In the introduction Smith outlines Taylor’s argument and overall position. He likens it to a map, a brilliant analogy, of a globalized Gotham or a haunted present age. It is haunted, not because it has spiritual overtures or supernatural explanation, but because it is completely devoid of such nonhuman activity.
Smith walks the reader through Taylor’s ideology of the secular world. First, “secular age is not a descriptive what, and even less a chronological when, by rather any analytic how.” (Smith, 18). Smith decribes the journey of secular: medieval where it is secular verses sacred; modernity where “public” non religious space is observed; secular where God is one option among many. Smith then walks the reader through Taylor’s method of the use of story in order to communicate his truth. Smith continues to unpack the God devoid world that is haunted not because of paranormal or supernatural phenomena, but because humans rule and deity does not exist. He shows how the secular view point exists to influence not just religion, but all parts of our society.
This book was troubling to me to say the least. It was not that I disagreed with Taylor or Smith, but that it shook me from my protected Protestant perspective and exposed me to a reality that I fear is all too real. It is a world where God is not insulted or assaulted (because that would at least support His presence), but one where his presence does not even exist. It is a Garden of Eden with no father walking with his children in the cool of the day, or tree of knowledge of good and evil, no one to join the two flesh into one. This is like children, that have been abandoned and they do not even realize it.

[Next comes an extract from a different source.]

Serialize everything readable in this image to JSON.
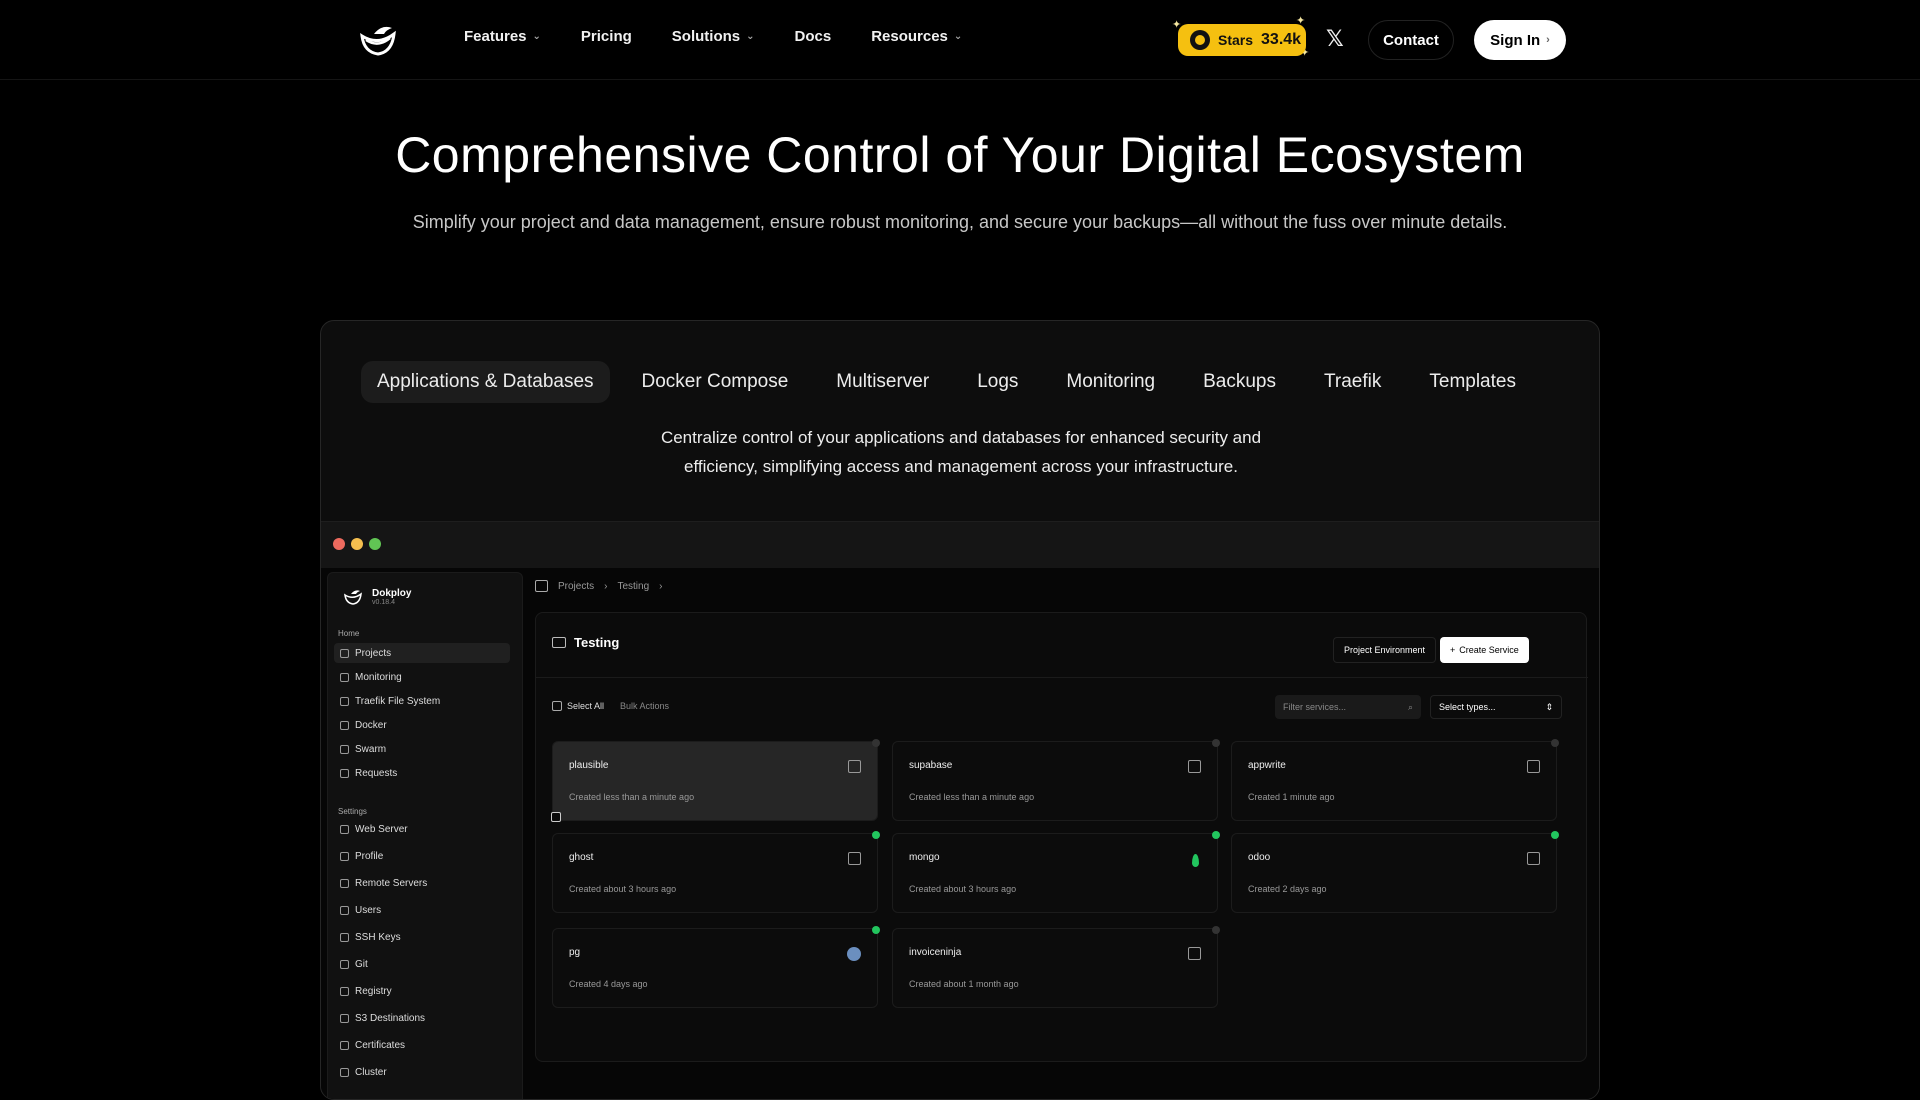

The second troubling realization is that there is no going back. The most sobering part of this book is the following statement: “While Taylor will complicate that last flourish of individualism, the diagnosis and description are the same: there’s no going back…cannot undo the shift in plausibility stud tires that characterizes our age. There’s no undoing the secular; there’s just the task of learning how (not) to live – and perhaps even believe – in a secular age.” (Smith, 11). This reminded me of St. Luke’s Church in Liverpool. The church was built in 1832 as a center for Anglican worship. In 1941 it was severely bombed in a World War II attacked called The Blitz. All that was left of the church was the outer walls, so the city purchased it as a war memorial. It was never a house of worship again. St. Luke’s reminds me of how Taylor describes God and His church. It was built as a place to worship God, but due to horrible attacks and war in the world, it was reduced to a memorial of what was and there will be no going back.